(Data excerpts)
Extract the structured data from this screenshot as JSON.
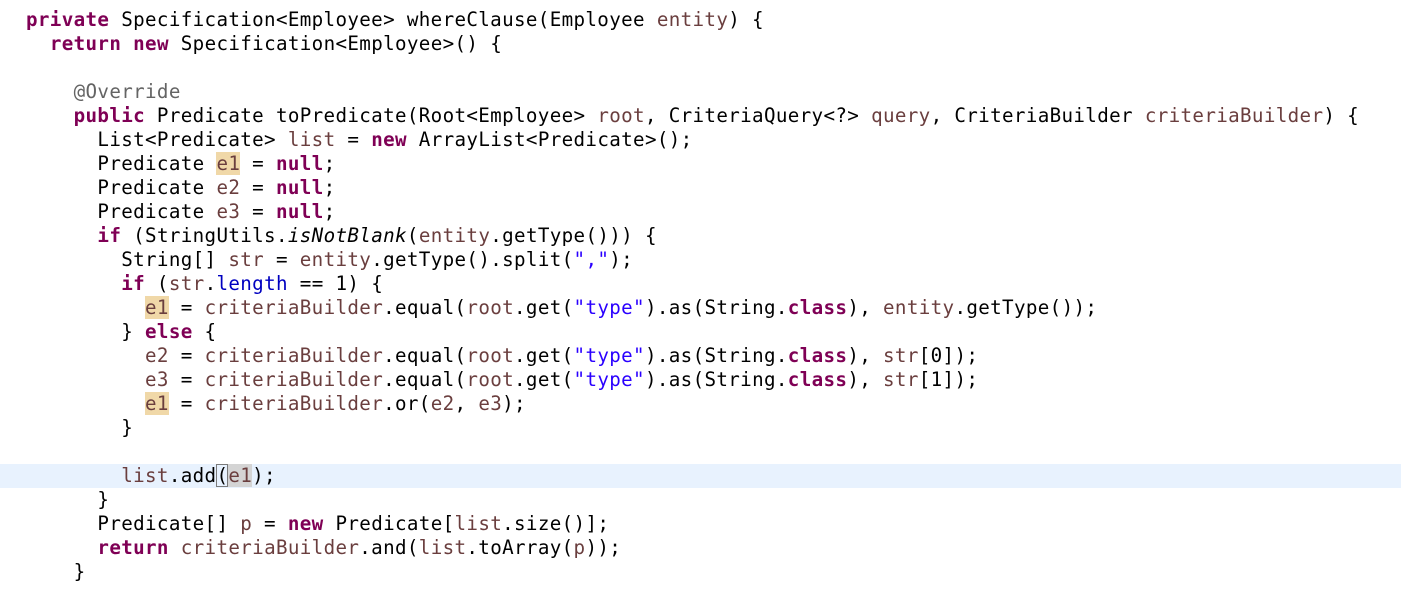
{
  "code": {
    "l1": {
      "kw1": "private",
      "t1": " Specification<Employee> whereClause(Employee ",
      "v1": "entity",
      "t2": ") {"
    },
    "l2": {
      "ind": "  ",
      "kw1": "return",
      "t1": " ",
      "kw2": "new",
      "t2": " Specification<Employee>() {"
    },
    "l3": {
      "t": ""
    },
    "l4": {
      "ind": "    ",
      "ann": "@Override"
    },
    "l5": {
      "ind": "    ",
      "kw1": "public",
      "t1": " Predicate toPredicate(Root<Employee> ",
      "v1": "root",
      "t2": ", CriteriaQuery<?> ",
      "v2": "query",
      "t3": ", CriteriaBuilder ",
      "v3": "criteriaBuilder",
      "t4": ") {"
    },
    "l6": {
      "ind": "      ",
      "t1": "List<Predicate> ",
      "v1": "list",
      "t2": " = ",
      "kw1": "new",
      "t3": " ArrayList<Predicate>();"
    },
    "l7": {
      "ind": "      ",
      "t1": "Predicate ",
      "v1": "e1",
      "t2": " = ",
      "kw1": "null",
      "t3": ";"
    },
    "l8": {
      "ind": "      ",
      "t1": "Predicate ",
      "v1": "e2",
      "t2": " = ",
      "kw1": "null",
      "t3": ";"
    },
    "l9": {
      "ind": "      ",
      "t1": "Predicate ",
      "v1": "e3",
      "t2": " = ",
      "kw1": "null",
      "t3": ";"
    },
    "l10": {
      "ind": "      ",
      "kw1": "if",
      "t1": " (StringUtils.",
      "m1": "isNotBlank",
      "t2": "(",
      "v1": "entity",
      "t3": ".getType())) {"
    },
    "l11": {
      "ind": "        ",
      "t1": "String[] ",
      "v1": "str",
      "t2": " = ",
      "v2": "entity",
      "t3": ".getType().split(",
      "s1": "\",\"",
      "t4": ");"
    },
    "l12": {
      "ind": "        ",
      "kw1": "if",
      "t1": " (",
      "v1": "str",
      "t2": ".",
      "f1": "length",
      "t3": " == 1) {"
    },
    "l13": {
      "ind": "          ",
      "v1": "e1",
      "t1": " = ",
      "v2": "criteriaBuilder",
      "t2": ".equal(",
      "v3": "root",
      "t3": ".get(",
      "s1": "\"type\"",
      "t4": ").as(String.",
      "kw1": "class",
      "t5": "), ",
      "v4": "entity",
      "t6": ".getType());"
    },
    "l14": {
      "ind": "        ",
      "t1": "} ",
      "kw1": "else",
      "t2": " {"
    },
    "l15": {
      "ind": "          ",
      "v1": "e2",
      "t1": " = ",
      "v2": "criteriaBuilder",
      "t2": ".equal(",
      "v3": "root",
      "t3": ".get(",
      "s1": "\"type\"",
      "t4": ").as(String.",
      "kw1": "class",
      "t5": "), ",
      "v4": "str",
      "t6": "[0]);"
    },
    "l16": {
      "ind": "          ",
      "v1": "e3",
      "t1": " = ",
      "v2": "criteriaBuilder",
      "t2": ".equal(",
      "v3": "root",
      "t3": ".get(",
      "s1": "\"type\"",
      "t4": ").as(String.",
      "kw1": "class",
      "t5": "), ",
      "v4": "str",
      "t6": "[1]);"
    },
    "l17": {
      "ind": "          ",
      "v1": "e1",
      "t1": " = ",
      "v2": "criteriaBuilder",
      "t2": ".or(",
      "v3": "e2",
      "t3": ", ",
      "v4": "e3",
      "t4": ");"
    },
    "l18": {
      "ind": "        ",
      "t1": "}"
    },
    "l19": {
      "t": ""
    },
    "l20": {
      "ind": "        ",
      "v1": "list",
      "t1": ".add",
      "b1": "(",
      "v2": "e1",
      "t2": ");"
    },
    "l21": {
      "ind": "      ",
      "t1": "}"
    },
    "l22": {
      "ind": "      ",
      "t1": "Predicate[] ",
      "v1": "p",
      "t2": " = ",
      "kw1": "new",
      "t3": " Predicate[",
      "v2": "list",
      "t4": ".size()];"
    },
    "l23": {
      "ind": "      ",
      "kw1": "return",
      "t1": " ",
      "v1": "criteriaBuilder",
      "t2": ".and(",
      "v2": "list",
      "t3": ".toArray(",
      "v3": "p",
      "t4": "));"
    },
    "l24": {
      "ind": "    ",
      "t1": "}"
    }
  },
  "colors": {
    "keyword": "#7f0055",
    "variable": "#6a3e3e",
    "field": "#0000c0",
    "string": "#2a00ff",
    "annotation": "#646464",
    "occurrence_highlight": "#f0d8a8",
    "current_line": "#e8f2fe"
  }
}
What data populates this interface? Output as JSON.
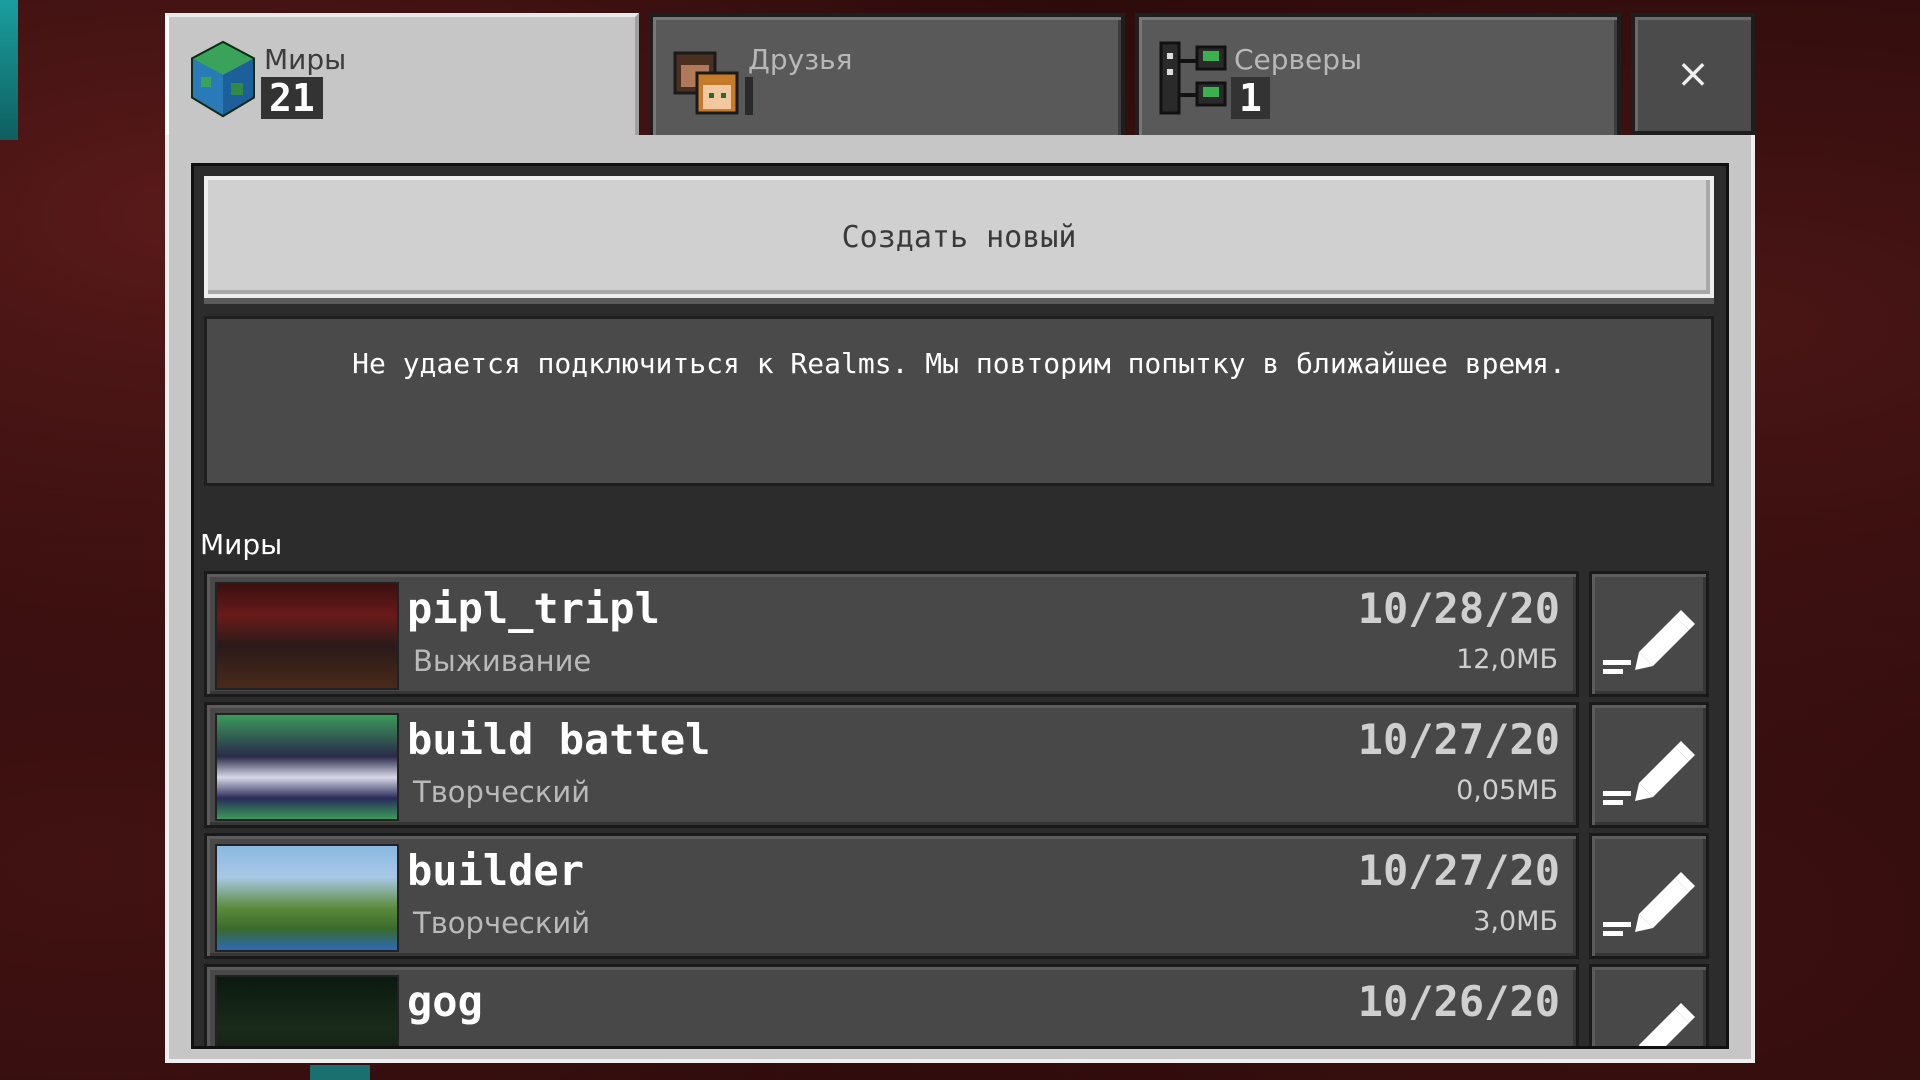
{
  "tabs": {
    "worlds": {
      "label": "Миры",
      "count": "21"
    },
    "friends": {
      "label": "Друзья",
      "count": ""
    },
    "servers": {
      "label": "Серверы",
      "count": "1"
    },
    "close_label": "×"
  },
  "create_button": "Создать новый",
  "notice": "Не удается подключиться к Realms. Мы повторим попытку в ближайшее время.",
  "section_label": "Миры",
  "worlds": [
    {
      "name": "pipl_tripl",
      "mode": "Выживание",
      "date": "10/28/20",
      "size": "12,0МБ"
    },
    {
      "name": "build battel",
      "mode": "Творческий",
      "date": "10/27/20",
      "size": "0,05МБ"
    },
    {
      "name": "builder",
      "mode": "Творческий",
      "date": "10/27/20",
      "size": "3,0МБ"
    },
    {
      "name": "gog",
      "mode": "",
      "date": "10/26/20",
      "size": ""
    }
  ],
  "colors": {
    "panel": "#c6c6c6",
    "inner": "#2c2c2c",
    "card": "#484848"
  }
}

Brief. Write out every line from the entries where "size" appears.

Answer to this problem.
      "t4": ".size()];"
      "size": "12,0МБ"
      "size": "0,05МБ"
      "size": "3,0МБ"
      "size": ""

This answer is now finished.